Please say how many lines in the material include the string "this", and nothing else.
..............................
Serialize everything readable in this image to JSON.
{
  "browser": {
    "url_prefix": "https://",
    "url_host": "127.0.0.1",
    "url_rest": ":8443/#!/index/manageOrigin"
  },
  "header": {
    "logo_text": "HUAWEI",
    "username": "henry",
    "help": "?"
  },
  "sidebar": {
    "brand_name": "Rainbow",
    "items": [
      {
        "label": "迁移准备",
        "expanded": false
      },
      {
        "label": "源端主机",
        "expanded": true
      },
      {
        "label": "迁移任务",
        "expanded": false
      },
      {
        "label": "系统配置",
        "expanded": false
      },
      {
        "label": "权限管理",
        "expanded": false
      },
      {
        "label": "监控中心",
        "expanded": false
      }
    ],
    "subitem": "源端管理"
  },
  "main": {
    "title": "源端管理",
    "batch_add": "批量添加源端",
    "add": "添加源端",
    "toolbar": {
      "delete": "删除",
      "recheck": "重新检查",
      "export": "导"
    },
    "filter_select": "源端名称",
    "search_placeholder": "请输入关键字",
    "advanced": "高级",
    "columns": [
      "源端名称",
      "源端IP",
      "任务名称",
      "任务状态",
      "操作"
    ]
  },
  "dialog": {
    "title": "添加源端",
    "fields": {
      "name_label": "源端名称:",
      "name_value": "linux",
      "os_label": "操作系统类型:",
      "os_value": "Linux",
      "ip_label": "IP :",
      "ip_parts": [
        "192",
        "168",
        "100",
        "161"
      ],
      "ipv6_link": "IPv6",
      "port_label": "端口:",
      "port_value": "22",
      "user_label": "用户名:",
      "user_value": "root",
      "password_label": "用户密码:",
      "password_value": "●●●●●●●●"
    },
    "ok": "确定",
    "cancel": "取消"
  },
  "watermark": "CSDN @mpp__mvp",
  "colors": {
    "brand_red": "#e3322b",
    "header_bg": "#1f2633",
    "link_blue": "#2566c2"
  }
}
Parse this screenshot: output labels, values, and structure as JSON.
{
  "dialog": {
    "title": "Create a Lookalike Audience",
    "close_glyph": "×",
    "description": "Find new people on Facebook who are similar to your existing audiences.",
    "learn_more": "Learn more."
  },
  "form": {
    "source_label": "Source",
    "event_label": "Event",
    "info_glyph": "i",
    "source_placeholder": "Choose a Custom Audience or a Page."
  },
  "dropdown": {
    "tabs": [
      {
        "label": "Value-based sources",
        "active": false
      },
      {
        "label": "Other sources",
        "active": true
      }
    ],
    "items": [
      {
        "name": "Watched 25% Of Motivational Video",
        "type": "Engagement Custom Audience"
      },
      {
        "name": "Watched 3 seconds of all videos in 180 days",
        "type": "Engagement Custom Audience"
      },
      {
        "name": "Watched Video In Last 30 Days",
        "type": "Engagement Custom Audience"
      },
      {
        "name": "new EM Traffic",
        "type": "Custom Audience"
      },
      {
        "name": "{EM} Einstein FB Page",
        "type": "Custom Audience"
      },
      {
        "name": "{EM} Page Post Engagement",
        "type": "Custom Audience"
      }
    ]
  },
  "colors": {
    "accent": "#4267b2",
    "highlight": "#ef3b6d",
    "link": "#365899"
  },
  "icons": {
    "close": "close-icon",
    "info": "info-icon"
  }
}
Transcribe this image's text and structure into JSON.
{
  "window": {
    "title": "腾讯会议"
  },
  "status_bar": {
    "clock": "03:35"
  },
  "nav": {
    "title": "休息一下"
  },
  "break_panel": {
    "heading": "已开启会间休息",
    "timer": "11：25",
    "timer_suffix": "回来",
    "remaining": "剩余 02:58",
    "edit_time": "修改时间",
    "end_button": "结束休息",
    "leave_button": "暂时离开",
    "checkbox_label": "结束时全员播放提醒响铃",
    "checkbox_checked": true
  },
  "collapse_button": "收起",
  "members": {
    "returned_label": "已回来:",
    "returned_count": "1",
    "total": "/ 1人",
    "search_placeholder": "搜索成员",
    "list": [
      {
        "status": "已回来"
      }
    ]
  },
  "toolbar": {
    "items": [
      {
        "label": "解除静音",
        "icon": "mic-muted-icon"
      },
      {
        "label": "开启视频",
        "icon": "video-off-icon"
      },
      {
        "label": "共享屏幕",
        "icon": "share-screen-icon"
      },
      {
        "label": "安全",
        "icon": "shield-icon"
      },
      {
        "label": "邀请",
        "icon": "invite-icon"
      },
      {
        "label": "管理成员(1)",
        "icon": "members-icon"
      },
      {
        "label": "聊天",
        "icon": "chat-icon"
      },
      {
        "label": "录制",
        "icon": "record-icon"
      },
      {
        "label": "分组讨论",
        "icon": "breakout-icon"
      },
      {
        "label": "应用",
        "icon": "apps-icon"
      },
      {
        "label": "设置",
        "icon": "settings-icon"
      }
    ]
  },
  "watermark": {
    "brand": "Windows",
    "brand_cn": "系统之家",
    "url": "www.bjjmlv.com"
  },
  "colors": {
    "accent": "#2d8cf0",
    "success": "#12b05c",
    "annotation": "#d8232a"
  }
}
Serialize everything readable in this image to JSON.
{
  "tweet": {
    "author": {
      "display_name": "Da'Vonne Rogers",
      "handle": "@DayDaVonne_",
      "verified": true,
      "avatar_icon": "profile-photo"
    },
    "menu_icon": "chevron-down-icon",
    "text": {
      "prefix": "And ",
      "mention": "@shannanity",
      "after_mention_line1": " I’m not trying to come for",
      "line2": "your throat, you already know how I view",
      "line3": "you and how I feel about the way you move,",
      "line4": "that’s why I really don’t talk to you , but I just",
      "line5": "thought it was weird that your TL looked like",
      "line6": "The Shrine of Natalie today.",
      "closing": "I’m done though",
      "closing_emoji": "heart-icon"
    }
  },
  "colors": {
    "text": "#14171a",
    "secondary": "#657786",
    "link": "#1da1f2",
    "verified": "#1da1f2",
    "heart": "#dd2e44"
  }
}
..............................
## ANSWER SPACE:
4